Scan the listing below and copy every line holding "title".
........
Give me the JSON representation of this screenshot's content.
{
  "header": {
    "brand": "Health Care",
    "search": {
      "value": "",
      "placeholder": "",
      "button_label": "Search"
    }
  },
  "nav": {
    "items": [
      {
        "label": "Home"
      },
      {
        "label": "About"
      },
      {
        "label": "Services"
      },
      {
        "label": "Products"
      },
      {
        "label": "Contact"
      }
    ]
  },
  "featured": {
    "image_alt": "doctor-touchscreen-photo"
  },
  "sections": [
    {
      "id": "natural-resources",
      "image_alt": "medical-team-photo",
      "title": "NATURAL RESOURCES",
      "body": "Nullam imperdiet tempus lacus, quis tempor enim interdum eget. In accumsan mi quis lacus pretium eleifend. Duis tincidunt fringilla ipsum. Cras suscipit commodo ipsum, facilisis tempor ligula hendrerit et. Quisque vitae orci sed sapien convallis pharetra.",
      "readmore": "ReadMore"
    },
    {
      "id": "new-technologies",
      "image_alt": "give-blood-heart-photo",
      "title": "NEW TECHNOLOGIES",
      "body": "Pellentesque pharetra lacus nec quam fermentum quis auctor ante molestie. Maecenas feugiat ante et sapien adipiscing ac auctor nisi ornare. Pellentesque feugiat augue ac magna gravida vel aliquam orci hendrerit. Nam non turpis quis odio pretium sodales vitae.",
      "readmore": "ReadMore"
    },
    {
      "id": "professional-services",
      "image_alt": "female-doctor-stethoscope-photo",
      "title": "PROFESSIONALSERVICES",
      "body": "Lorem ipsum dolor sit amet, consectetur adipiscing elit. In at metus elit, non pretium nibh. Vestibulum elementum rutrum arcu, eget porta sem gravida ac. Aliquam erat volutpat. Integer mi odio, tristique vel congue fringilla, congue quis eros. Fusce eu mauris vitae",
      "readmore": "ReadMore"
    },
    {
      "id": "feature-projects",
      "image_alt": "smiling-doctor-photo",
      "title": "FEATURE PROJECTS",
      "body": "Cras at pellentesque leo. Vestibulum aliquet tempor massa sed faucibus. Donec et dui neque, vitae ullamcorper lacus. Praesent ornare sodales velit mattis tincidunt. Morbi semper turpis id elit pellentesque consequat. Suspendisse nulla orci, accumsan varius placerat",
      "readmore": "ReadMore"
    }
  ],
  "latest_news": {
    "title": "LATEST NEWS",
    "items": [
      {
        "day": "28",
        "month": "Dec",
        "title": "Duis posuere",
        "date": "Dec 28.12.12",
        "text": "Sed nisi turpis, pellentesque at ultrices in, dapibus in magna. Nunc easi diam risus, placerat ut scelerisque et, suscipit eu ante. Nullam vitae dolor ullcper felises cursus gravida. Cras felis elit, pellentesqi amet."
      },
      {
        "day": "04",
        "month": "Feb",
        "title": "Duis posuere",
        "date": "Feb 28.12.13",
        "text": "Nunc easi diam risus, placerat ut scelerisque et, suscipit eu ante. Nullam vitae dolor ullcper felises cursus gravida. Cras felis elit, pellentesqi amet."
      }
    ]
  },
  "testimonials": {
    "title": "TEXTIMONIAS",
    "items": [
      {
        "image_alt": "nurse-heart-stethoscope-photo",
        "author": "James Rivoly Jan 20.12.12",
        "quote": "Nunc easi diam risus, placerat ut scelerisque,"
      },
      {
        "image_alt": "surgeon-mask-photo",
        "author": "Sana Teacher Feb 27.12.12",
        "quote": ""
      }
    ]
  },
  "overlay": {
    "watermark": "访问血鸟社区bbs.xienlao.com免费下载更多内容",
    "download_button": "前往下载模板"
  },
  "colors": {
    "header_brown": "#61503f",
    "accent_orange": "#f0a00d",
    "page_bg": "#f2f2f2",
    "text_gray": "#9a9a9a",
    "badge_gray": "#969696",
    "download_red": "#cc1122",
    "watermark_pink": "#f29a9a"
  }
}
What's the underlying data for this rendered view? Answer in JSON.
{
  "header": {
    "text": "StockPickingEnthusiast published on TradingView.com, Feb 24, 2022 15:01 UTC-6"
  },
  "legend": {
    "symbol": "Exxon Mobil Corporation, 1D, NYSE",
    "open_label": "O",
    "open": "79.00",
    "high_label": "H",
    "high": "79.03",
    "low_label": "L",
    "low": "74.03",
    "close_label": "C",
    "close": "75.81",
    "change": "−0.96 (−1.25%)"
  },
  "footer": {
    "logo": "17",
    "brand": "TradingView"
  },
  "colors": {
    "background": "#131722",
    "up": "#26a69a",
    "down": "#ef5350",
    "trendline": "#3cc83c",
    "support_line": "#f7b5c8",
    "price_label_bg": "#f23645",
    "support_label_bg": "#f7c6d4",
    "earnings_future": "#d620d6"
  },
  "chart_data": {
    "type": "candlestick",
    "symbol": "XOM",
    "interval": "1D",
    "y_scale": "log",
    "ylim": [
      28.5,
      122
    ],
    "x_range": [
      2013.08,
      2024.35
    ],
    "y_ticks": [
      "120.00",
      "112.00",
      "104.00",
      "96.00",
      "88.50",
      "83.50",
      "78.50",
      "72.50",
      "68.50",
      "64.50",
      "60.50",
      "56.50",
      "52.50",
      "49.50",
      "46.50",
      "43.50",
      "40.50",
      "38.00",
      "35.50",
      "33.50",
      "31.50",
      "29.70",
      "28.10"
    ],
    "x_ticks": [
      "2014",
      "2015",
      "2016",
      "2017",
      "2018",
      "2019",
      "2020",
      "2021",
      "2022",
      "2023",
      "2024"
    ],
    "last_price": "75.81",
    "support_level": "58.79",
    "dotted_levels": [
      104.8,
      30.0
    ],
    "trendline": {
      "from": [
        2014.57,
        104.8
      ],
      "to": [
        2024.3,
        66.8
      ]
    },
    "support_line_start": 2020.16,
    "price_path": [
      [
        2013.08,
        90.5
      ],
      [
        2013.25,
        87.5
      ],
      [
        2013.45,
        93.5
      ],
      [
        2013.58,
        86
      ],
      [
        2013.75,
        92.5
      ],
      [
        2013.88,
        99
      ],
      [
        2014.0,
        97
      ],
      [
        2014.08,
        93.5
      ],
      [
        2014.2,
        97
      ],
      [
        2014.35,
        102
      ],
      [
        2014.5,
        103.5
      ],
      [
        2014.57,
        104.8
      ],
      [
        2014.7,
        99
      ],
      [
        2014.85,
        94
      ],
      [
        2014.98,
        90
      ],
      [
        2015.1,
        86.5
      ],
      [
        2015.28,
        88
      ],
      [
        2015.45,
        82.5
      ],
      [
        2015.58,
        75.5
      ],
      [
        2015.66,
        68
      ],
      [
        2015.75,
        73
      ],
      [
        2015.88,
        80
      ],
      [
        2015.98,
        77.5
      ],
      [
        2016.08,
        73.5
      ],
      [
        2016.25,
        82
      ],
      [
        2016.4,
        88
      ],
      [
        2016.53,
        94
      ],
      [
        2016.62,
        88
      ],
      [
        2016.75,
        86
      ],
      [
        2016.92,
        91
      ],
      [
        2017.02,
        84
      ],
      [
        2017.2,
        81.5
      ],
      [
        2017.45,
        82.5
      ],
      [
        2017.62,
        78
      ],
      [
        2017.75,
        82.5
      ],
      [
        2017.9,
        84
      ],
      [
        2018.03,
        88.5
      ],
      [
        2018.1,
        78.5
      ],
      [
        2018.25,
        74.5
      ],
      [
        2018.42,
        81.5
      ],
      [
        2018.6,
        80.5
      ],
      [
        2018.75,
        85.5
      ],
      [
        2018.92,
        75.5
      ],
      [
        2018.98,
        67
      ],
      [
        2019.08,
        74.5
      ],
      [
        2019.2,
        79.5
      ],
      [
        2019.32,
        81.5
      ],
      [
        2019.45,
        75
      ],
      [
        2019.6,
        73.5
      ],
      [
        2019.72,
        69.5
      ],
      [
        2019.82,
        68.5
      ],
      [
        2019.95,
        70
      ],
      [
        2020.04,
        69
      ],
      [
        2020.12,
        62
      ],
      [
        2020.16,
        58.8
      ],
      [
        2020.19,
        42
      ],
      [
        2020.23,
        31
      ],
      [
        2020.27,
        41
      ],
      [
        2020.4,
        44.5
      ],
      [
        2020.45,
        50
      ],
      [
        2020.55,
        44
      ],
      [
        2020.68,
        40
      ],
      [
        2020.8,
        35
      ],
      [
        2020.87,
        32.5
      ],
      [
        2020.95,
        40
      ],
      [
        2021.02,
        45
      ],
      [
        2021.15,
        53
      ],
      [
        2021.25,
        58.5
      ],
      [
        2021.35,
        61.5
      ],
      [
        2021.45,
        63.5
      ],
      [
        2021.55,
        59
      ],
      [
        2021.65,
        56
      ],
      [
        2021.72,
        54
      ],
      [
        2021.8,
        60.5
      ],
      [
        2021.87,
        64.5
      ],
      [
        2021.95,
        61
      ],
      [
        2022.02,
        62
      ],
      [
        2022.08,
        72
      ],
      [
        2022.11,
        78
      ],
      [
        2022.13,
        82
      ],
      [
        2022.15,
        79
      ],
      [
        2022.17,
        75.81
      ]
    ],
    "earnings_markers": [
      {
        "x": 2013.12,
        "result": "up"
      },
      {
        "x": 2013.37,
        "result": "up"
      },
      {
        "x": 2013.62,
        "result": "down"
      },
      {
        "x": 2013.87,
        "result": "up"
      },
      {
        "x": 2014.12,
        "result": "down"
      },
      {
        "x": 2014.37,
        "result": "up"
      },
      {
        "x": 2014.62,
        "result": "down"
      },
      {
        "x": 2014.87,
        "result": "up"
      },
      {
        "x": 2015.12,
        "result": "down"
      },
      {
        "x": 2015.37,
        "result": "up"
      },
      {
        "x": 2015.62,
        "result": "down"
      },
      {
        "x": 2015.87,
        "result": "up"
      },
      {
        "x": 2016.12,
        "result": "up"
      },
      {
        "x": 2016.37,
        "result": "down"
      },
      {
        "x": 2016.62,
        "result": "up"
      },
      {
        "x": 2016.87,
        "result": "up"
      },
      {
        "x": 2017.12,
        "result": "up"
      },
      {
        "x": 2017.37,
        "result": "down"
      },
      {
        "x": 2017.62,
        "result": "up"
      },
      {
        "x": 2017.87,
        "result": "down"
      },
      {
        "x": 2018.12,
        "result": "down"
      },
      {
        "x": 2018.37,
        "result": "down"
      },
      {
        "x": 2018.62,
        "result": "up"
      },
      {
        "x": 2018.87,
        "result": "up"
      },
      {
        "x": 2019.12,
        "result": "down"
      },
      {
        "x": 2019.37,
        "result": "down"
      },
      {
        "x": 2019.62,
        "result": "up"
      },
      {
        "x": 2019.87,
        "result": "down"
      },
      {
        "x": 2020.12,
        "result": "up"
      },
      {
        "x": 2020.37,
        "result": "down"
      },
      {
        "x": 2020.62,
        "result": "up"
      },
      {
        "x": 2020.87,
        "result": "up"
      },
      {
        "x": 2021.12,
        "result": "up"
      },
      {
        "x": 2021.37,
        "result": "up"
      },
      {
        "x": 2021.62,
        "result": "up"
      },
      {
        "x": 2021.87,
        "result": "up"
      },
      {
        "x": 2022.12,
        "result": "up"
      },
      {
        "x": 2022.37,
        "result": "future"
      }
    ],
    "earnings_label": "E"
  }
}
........
● Response to this exercise
      "title": "NATURAL RESOURCES",
      "title": "NEW TECHNOLOGIES",
      "title": "PROFESSIONALSERVICES",
      "title": "FEATURE PROJECTS",
    "title": "LATEST NEWS",
        "title": "Duis posuere",
        "title": "Duis posuere",
    "title": "TEXTIMONIAS",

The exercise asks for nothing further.